▶ Your task: Find the word "Specify" in the listing below. Copy every line that has it.
=-=-=-=-=
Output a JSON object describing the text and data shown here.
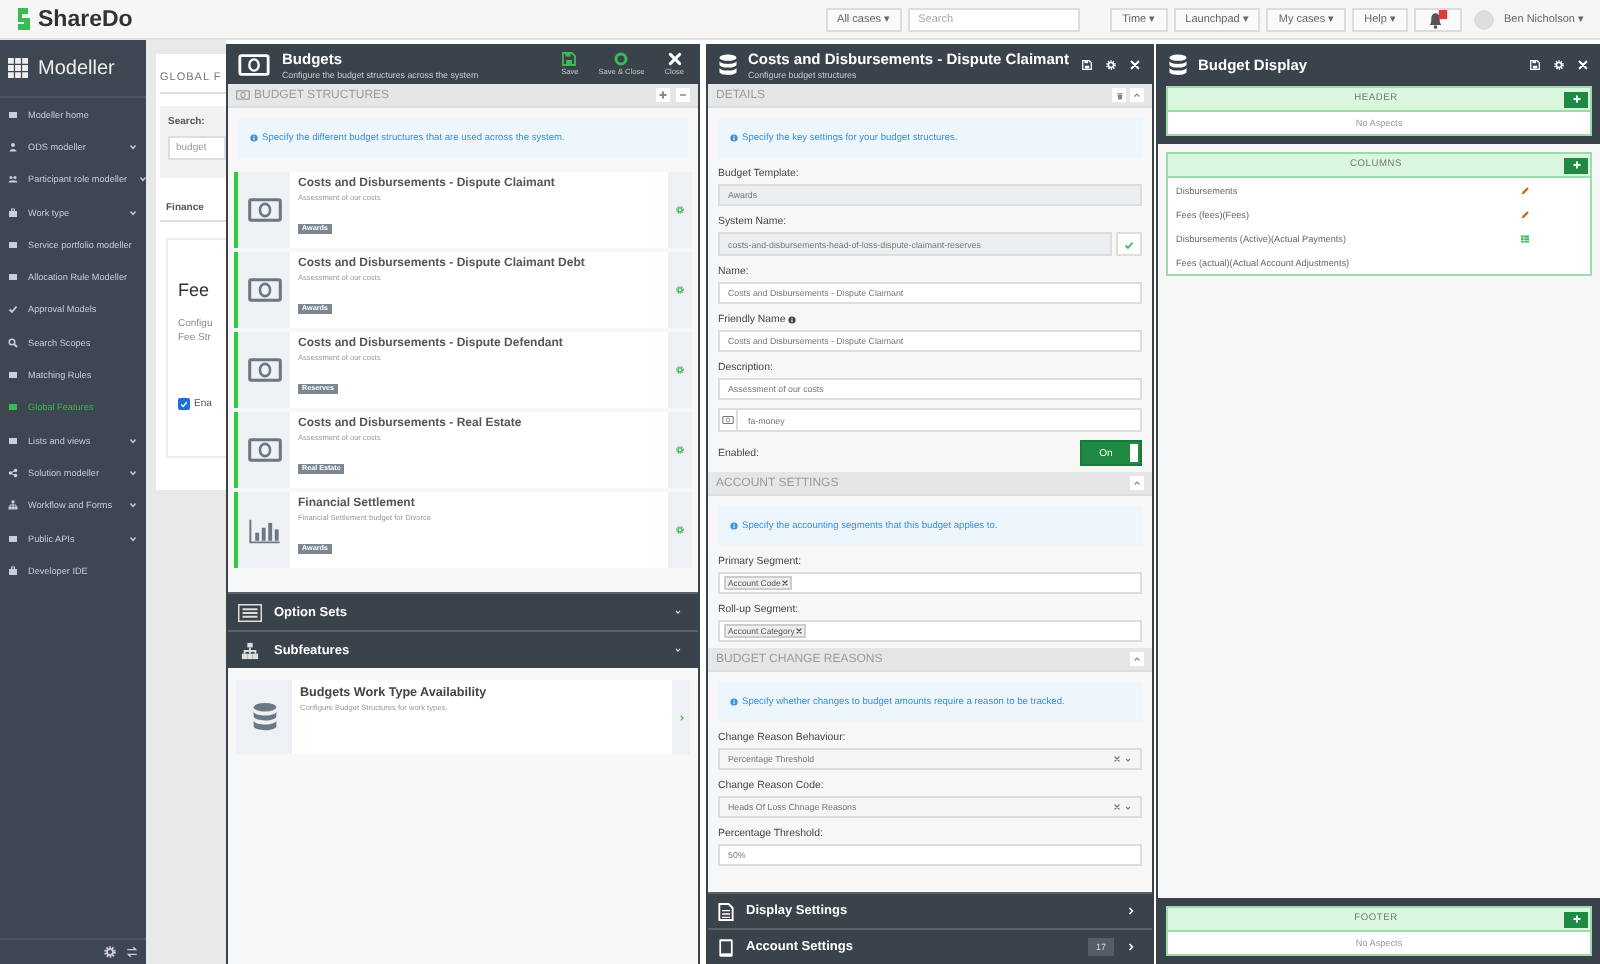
{
  "topbar": {
    "logo": "ShareDo",
    "scope": "All cases ▾",
    "search": {
      "placeholder": "Search"
    },
    "menus": [
      "Time ▾",
      "Launchpad ▾",
      "My cases ▾",
      "Help ▾"
    ],
    "user": "Ben Nicholson ▾"
  },
  "sidebar": {
    "title": "Modeller",
    "items": [
      {
        "label": "Modeller home",
        "expandable": false,
        "selected": false
      },
      {
        "label": "ODS modeller",
        "expandable": true,
        "selected": false
      },
      {
        "label": "Participant role modeller",
        "expandable": true,
        "selected": false
      },
      {
        "label": "Work type",
        "expandable": true,
        "selected": false
      },
      {
        "label": "Service portfolio modeller",
        "expandable": false,
        "selected": false
      },
      {
        "label": "Allocation Rule Modeller",
        "expandable": false,
        "selected": false
      },
      {
        "label": "Approval Models",
        "expandable": false,
        "selected": false
      },
      {
        "label": "Search Scopes",
        "expandable": false,
        "selected": false
      },
      {
        "label": "Matching Rules",
        "expandable": false,
        "selected": false
      },
      {
        "label": "Global Features",
        "expandable": false,
        "selected": true
      },
      {
        "label": "Lists and views",
        "expandable": true,
        "selected": false
      },
      {
        "label": "Solution modeller",
        "expandable": true,
        "selected": false
      },
      {
        "label": "Workflow and Forms",
        "expandable": true,
        "selected": false
      },
      {
        "label": "Public APIs",
        "expandable": true,
        "selected": false
      },
      {
        "label": "Developer IDE",
        "expandable": false,
        "selected": false
      }
    ]
  },
  "background": {
    "heading": "GLOBAL F",
    "search_label": "Search:",
    "search_value": "budget",
    "tab": "Finance",
    "card_title": "Fee",
    "card_text": [
      "Configu",
      "Fee Str"
    ],
    "checkbox": {
      "label": "Ena",
      "checked": true
    }
  },
  "budgets": {
    "title": "Budgets",
    "subtitle": "Configure the budget structures across the system",
    "actions": [
      "Save",
      "Save & Close",
      "Close"
    ],
    "section": "BUDGET STRUCTURES",
    "info": "Specify the different budget structures that are used across the system.",
    "structures": [
      {
        "kind": "money",
        "title": "Costs and Disbursements - Dispute Claimant",
        "description": "Assessment of our costs",
        "tag": "Awards"
      },
      {
        "kind": "money",
        "title": "Costs and Disbursements - Dispute Claimant Debt",
        "description": "Assessment of our costs",
        "tag": "Awards"
      },
      {
        "kind": "money",
        "title": "Costs and Disbursements - Dispute Defendant",
        "description": "Assessment of our costs",
        "tag": "Reserves"
      },
      {
        "kind": "money",
        "title": "Costs and Disbursements - Real Estate",
        "description": "Assessment of our costs",
        "tag": "Real Estate"
      },
      {
        "kind": "chart",
        "title": "Financial Settlement",
        "description": "Financial Settlement budget for Divorce",
        "tag": "Awards"
      }
    ],
    "groups": [
      "Option Sets",
      "Subfeatures"
    ],
    "subfeatures": [
      {
        "title": "Budgets Work Type Availability",
        "description": "Configure Budget Structures for work types."
      }
    ]
  },
  "details": {
    "title": "Costs and Disbursements - Dispute Claimant",
    "subtitle": "Configure budget structures",
    "sections": [
      {
        "title": "DETAILS",
        "delete_button": true,
        "info": "Specify the key settings for your budget structures.",
        "fields": [
          {
            "kind": "readonly",
            "label": "Budget Template:",
            "value": "Awards"
          },
          {
            "kind": "validated",
            "label": "System Name:",
            "value": "costs-and-disbursements-head-of-loss-dispute-claimant-reserves"
          },
          {
            "kind": "text",
            "label": "Name:",
            "value": "Costs and Disbursements - Dispute Claimant"
          },
          {
            "kind": "text-help",
            "label": "Friendly Name",
            "value": "Costs and Disbursements - Dispute Claimant"
          },
          {
            "kind": "text",
            "label": "Description:",
            "value": "Assessment of our costs"
          },
          {
            "kind": "icon",
            "value": "fa-money"
          },
          {
            "kind": "toggle",
            "label": "Enabled:",
            "value": "On",
            "on": true
          }
        ]
      },
      {
        "title": "ACCOUNT SETTINGS",
        "delete_button": false,
        "info": "Specify the accounting segments that this budget applies to.",
        "fields": [
          {
            "kind": "tags",
            "label": "Primary Segment:",
            "tags": [
              "Account Code"
            ]
          },
          {
            "kind": "tags",
            "label": "Roll-up Segment:",
            "tags": [
              "Account Category"
            ]
          }
        ]
      },
      {
        "title": "BUDGET CHANGE REASONS",
        "delete_button": false,
        "info": "Specify whether changes to budget amounts require a reason to be tracked.",
        "fields": [
          {
            "kind": "select",
            "label": "Change Reason Behaviour:",
            "value": "Percentage Threshold"
          },
          {
            "kind": "select",
            "label": "Change Reason Code:",
            "value": "Heads Of Loss Chnage Reasons"
          },
          {
            "kind": "text",
            "label": "Percentage Threshold:",
            "value": "50%"
          }
        ]
      }
    ],
    "groups": [
      {
        "kind": "document",
        "label": "Display Settings"
      },
      {
        "kind": "tablet",
        "label": "Account Settings",
        "count": "17"
      }
    ]
  },
  "display": {
    "title": "Budget Display",
    "zones": [
      {
        "title": "HEADER",
        "empty": "No Aspects"
      },
      {
        "title": "COLUMNS",
        "rows": [
          {
            "label": "Disbursements",
            "kind": "edit"
          },
          {
            "label": "Fees (fees)(Fees)",
            "kind": "edit"
          },
          {
            "label": "Disbursements (Active)(Actual Payments)",
            "kind": "table"
          },
          {
            "label": "Fees (actual)(Actual Account Adjustments)",
            "kind": "plain"
          }
        ]
      },
      {
        "title": "FOOTER",
        "empty": "No Aspects"
      }
    ]
  }
}
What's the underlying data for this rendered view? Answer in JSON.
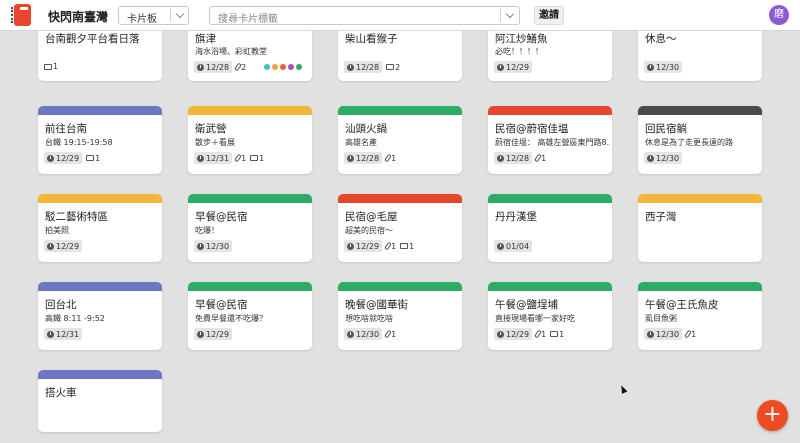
{
  "app": {
    "title": "快閃南臺灣",
    "board_select": "卡片板",
    "search_placeholder": "搜尋卡片標籤",
    "invite_label": "邀請",
    "avatar_initial": "磨",
    "fab_label": "+"
  },
  "colors": {
    "red": "#e8472e",
    "blue": "#6f76c4",
    "yellow": "#f2b63a",
    "green": "#2eab67",
    "dark": "#4a4a4a",
    "accent": "#ee4b23"
  },
  "label_dots": [
    "#35c6cf",
    "#f2a43a",
    "#ef5f2f",
    "#9b59b6",
    "#2eab67"
  ],
  "cards": [
    {
      "title": "台南觀夕平台看日落",
      "desc": "",
      "date": "",
      "attach": "",
      "comments": "1"
    },
    {
      "title": "旗津",
      "desc": "海水浴場、彩虹教堂",
      "date": "12/28",
      "attach": "2",
      "comments": ""
    },
    {
      "title": "柴山看猴子",
      "desc": "",
      "date": "12/28",
      "attach": "",
      "comments": "2"
    },
    {
      "title": "阿江炒鱔魚",
      "desc": "必吃！！！！",
      "date": "12/29",
      "attach": "",
      "comments": ""
    },
    {
      "title": "休息〜",
      "desc": "",
      "date": "12/30",
      "attach": "",
      "comments": ""
    },
    {
      "title": "前往台南",
      "desc": "台鐵 19:15-19:58",
      "date": "12/29",
      "attach": "",
      "comments": "1"
    },
    {
      "title": "衛武營",
      "desc": "散步＋看展",
      "date": "12/31",
      "attach": "1",
      "comments": "1"
    },
    {
      "title": "汕頭火鍋",
      "desc": "高雄名產",
      "date": "12/28",
      "attach": "1",
      "comments": ""
    },
    {
      "title": "民宿@蔚宿佳塭",
      "desc": "蔚宿佳塭： 高雄左營區東門路8...",
      "date": "12/28",
      "attach": "1",
      "comments": ""
    },
    {
      "title": "回民宿躺",
      "desc": "休息是為了走更長遠的路",
      "date": "12/30",
      "attach": "",
      "comments": ""
    },
    {
      "title": "駁二藝術特區",
      "desc": "拍美照",
      "date": "12/29",
      "attach": "",
      "comments": ""
    },
    {
      "title": "早餐@民宿",
      "desc": "吃爆！",
      "date": "12/30",
      "attach": "",
      "comments": ""
    },
    {
      "title": "民宿@毛屋",
      "desc": "超美的民宿〜",
      "date": "12/29",
      "attach": "1",
      "comments": "1"
    },
    {
      "title": "丹丹漢堡",
      "desc": "",
      "date": "01/04",
      "attach": "",
      "comments": ""
    },
    {
      "title": "西子灣",
      "desc": "",
      "date": "",
      "attach": "",
      "comments": ""
    },
    {
      "title": "回台北",
      "desc": "高鐵 8:11 -9:52",
      "date": "12/31",
      "attach": "",
      "comments": ""
    },
    {
      "title": "早餐@民宿",
      "desc": "免費早餐還不吃爆？",
      "date": "12/29",
      "attach": "",
      "comments": ""
    },
    {
      "title": "晚餐@國華街",
      "desc": "想吃啥就吃啥",
      "date": "12/30",
      "attach": "1",
      "comments": ""
    },
    {
      "title": "午餐@鹽埕埔",
      "desc": "直接現場看哪一家好吃",
      "date": "12/29",
      "attach": "1",
      "comments": "1"
    },
    {
      "title": "午餐@王氏魚皮",
      "desc": "虱目魚粥",
      "date": "12/30",
      "attach": "1",
      "comments": ""
    },
    {
      "title": "搭火車",
      "desc": "",
      "date": "",
      "attach": "",
      "comments": ""
    }
  ]
}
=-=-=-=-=
▶ Output:
    "info": "Specify the different budget structures that are used across the system.",
        "info": "Specify the key settings for your budget structures.",
        "info": "Specify the accounting segments that this budget applies to.",
        "info": "Specify whether changes to budget amounts require a reason to be tracked.",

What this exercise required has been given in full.